Catherine and Michelle Roberts.
Anger at death crash driver sentence
Catherine and Michelle Roberts.

Michael Craig Burvill drove drunk 20km over the speed limit on Karrinyup Road before colliding head-on with Mr Roberts’ car, killing the Hamersley grandfather.

At the time of the crash, Mr Roberts had four passengers, including his wife Christina Roberts, who all received serious injuries.

A packed District Court heard last week that the 20-year-old provisional driver left a party on January 4 about 10.20pm in his Holden Commodore after drinking about 12 beers.

Burvill drove intoxicated on to the wrong side of the road at 80km/h in a 60km/h zone at the time of the crash.

State prosecutor Barry Murray stated in a recorded interview with police at the Warwick station after the crash that Burvill said he knew he was drunk and should not have driven.

Mr Murray said Mr Burvill had lost his licence before and been charged for reckless driving in 2010 for driving 129km/h in a 60km/h zone in Geraldton.

Mr Roberts’ daughters, Catherine and Michelle Roberts, presented the court with a victim impact statement, bringing the gallery to tears.

Michelle said life now felt like a chore to get through.

“We are shells of our former selves,” she said. “The death of our dad has ruined our lives. Our dad got the death sentence and our whole family got a life sentence.”

Looking directly at Burvill, Michelle said: “We will never forgive you for that”.

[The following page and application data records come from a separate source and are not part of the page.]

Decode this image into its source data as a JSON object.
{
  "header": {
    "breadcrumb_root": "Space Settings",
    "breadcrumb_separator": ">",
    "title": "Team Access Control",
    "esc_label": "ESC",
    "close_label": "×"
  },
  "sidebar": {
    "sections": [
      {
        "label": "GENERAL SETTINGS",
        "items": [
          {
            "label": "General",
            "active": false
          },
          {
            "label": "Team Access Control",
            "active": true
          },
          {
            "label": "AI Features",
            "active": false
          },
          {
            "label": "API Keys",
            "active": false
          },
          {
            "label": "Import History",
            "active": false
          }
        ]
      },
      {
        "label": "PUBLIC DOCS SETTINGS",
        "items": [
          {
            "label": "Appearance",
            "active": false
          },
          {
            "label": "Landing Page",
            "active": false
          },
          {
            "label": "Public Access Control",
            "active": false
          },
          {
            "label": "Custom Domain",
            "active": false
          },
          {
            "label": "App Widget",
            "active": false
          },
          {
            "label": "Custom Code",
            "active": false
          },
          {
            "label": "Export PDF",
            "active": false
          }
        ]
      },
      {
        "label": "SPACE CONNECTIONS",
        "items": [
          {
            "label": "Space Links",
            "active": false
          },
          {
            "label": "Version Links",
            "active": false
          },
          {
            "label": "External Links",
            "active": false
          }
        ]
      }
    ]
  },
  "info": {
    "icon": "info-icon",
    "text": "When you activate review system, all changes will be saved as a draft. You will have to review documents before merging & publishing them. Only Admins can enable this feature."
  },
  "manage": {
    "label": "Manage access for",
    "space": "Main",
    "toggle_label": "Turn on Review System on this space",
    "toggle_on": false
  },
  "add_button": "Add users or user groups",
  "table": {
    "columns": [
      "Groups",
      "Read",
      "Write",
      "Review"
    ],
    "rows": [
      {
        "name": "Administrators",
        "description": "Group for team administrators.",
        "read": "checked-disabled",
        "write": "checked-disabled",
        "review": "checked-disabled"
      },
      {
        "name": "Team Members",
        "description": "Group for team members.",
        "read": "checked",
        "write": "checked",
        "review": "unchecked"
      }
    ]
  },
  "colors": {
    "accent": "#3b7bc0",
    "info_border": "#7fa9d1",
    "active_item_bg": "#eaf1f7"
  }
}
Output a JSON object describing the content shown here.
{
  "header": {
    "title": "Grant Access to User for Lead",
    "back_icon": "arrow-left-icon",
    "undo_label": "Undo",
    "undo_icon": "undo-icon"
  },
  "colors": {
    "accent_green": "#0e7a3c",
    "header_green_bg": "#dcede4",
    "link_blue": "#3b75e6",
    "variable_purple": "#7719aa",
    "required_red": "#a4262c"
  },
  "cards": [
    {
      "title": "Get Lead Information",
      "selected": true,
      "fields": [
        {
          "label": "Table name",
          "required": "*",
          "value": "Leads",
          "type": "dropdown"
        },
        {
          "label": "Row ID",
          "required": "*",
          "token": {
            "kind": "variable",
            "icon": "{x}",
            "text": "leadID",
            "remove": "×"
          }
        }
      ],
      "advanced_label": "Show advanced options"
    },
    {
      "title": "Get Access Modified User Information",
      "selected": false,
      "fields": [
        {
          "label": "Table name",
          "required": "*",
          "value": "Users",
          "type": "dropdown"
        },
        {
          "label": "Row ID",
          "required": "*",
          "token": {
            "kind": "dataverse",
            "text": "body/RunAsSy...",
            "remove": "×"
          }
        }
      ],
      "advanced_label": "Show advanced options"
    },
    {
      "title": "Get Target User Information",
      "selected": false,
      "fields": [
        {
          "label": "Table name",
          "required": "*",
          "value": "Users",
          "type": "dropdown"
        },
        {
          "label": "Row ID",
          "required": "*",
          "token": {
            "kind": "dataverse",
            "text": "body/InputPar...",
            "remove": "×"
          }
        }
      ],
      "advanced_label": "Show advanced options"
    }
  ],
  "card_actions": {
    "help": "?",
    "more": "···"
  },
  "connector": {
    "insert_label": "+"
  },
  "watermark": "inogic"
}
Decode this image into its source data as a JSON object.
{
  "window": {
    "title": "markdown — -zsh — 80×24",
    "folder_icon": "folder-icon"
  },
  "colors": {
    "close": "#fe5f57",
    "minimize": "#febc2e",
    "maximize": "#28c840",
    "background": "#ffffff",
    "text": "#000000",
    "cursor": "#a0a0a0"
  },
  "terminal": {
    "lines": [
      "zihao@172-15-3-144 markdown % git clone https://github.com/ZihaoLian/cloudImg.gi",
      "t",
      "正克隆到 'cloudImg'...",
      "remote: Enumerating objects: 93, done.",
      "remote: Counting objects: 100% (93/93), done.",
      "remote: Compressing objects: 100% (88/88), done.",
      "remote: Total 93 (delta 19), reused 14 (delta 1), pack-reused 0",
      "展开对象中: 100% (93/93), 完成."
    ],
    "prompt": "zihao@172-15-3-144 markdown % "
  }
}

Burvill was charged with dangerous driving causing death, two counts of dangerous driving causing grievous bodily harm, three counts of dangerous driving causing bodily harm and driving with a blood alcohol content in excess 0.08 per cent.

He will be eligible for parole after two and a half years.

Burvill was also disqualified from driving for four years after serving his jail sentence.

Outside court, Catherine said four and a half years for the life of their 56-year-old dad was nothing.

“We know nothing will ever bring him back and no sentencing will ever be enough,” she said.

“Something really needs to change in the sense of drink driving awareness because whatever is in place now isn’t working.”